When I first spotted the label of this week’s wine in my local shop, I took one look at the songbirds on it and rightfully assumed this 2020 Emiliana Natura Rosé was from some European winery. I think most birders would, given the ornithological evidence presented. There’s a (Eurasian) Blue Tit (Cyanistes caeruleus) flitting around some flowers and butterflies, while what is likely another European member of the family Paridae – possibly either a Willow Tit (Poecile montanus) or Marsh Tit (Poecile palustris) – seems to alight on the letter “T” in “Natura”.

However, closer inspection of the fine print revealed this wine is actually from Chile, where tits – or any members of the family Paridae, for that matter – don’t even exist. Of course, this is the kind of trivial incongruity that’s barely worth nitpicking except in the presence of other birders – sort of like when you hear a Bald Eagle (Haliaeetus leucocephalus) screaming like a Red-tailed Hawk (Buteo jamaicensis) in a commercial or notice that a movie set in Europe seems to have Eastern Wood-Pewees (Contopus virens) singing in the background. I’m sure we’ve all learned by now it’s best just to keep those complaints to yourself unless you’re in the proper, ornithologically pedantic company.

Blue Tits on a Teasel by Scottish wildlife artist Archibald Thorburn (1860-1935).

So, while I made no mention of the appearance of European songbirds on this Chilean wine to anyone within earshot at the wine shop , there’s no denying that it’s a fun and attractive label and the slight ruse certainly didn’t prevent me from taking the bottle home and enjoying it – especially now that it’s peak summer and the perfect season for drinking rosé.

The Natura label makes uses of organic grapes grown at vineyards in Chile’s Central Valley. For the Emiliana Natura Rosé, Natura winemaker Emilio Contreras uses a blend of 40 percent Syrah, 40 percent Cabernet Sauvignon, and 20 percent Merlot, which are all handpicked in March at the end of the austral summer. After three months of aging in stainless steel, the Emiliana Natura Rosé emerges cotton candy pink, with bright aromas of bubblegum, white peach, strawberry jam, and pineapple. The uncomplicated palate leans toward sweetness, imbued with cherry and pomegranate flavors, making this an affordable, unfussy rosé for sipping outdoors on a hot summer day.

Good birding and happy drinking!

Emiliana Natura Rosé (2020)

Three out of five feathers (Good)

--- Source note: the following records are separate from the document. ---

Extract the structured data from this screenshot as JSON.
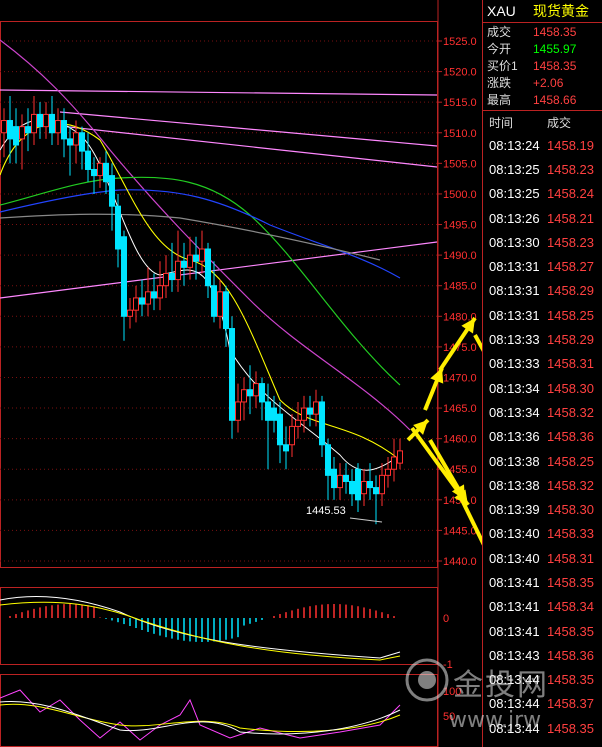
{
  "chart": {
    "price_axis": [
      "1525.0",
      "1520.0",
      "1515.0",
      "1510.0",
      "1505.0",
      "1500.0",
      "1495.0",
      "1490.0",
      "1485.0",
      "1480.0",
      "1475.0",
      "1470.0",
      "1465.0",
      "1460.0",
      "1455.0",
      "1450.0",
      "1445.0",
      "1440.0"
    ],
    "low_label": "1445.53",
    "macd_axis_label": "0",
    "kdj_axis_labels": [
      "100",
      "50"
    ],
    "macd_bottom_label": "-1",
    "colors": {
      "up": "#ff3030",
      "down": "#00e5ff",
      "ma5": "#ffffff",
      "ma10": "#ffff00",
      "ma20": "#ff00ff",
      "ma30": "#00ff00",
      "ma60": "#3060ff",
      "ma120": "#999999",
      "arrow": "#ffee00"
    }
  },
  "quote": {
    "symbol": "XAU",
    "name": "现货黄金",
    "rows": [
      {
        "label": "成交",
        "value": "1458.35",
        "color": "red"
      },
      {
        "label": "今开",
        "value": "1455.97",
        "color": "green"
      },
      {
        "label": "买价1",
        "value": "1458.35",
        "color": "red"
      },
      {
        "label": "涨跌",
        "value": "+2.06",
        "color": "red"
      },
      {
        "label": "最高",
        "value": "1458.66",
        "color": "red"
      }
    ],
    "ticks_header": {
      "time": "时间",
      "price": "成交"
    },
    "ticks": [
      {
        "time": "08:13:24",
        "price": "1458.19"
      },
      {
        "time": "08:13:25",
        "price": "1458.23"
      },
      {
        "time": "08:13:25",
        "price": "1458.24"
      },
      {
        "time": "08:13:26",
        "price": "1458.21"
      },
      {
        "time": "08:13:30",
        "price": "1458.23"
      },
      {
        "time": "08:13:31",
        "price": "1458.27"
      },
      {
        "time": "08:13:31",
        "price": "1458.29"
      },
      {
        "time": "08:13:31",
        "price": "1458.25"
      },
      {
        "time": "08:13:33",
        "price": "1458.29"
      },
      {
        "time": "08:13:33",
        "price": "1458.31"
      },
      {
        "time": "08:13:34",
        "price": "1458.30"
      },
      {
        "time": "08:13:34",
        "price": "1458.32"
      },
      {
        "time": "08:13:36",
        "price": "1458.36"
      },
      {
        "time": "08:13:38",
        "price": "1458.25"
      },
      {
        "time": "08:13:38",
        "price": "1458.32"
      },
      {
        "time": "08:13:39",
        "price": "1458.30"
      },
      {
        "time": "08:13:40",
        "price": "1458.33"
      },
      {
        "time": "08:13:40",
        "price": "1458.31"
      },
      {
        "time": "08:13:41",
        "price": "1458.35"
      },
      {
        "time": "08:13:41",
        "price": "1458.34"
      },
      {
        "time": "08:13:41",
        "price": "1458.35"
      },
      {
        "time": "08:13:43",
        "price": "1458.36"
      },
      {
        "time": "08:13:44",
        "price": "1458.35"
      },
      {
        "time": "08:13:44",
        "price": "1458.37"
      },
      {
        "time": "08:13:44",
        "price": "1458.35"
      }
    ]
  },
  "watermark": {
    "cn": "金投网",
    "url": "www.jrw"
  }
}
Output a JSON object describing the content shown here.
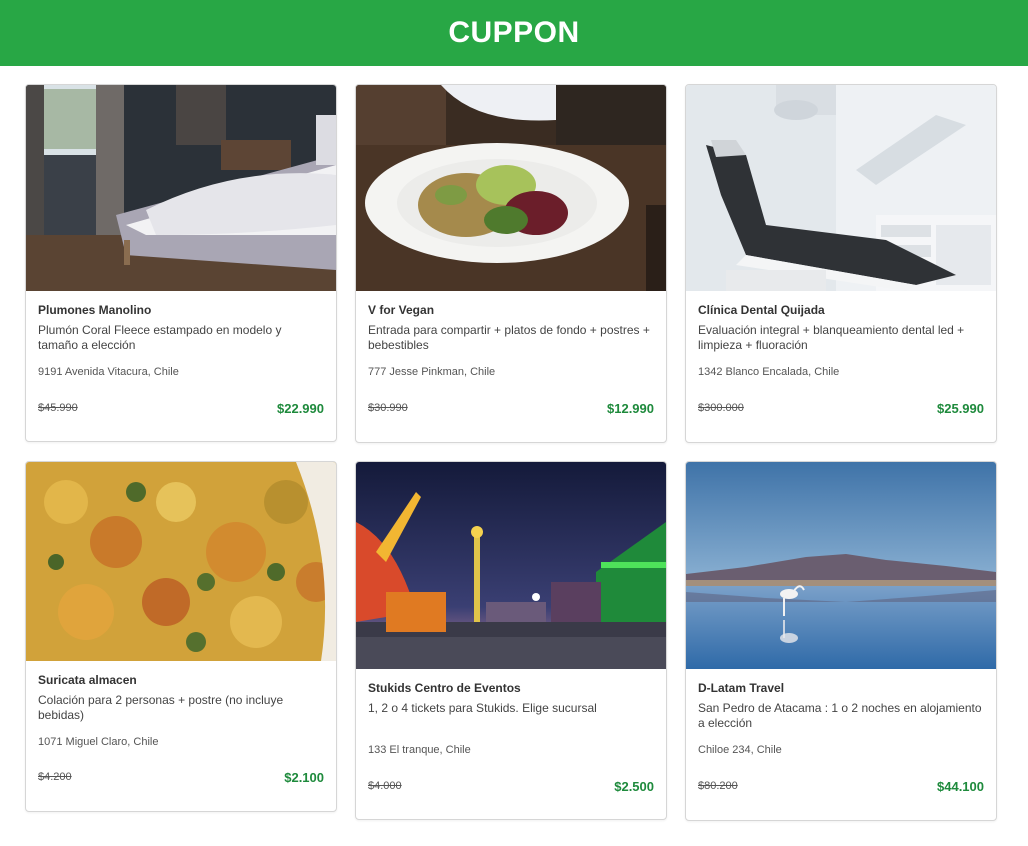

Written by Tristan Lowery
Tristan Lowery’s busy homebrewing schedule took a hit in 2010 when he discovered birding and found that scanning the waterfowl at Jamaica Bay Wildlife Refuge on a frigid midwinter morning could be just as much fun as standing over a steaming mash tun in a sweltering Queens apartment in August. While his growing commitment to birding has undeniably diminished his brewing output of ales - fine and otherwise - Tristan finds that birding still affords him plenty of excuses to at least keep drinking beer, especially when celebrating life birds, lamenting unsuccessful chases, and capping off an exhausting Big Day or Christmas Bird Count. After leaving behind a hectic cooking career in New York City’s fine-dining scene, Tristan moved inland to the New York's Capital District, where the relative abundance of Pileated Woodpeckers almost makes up for the fact that he’s only seen a single Sanderling in Albany County ever. When he isn’t birding his local patches in urban Albany, Tristan works in energy regulation for the State of New York.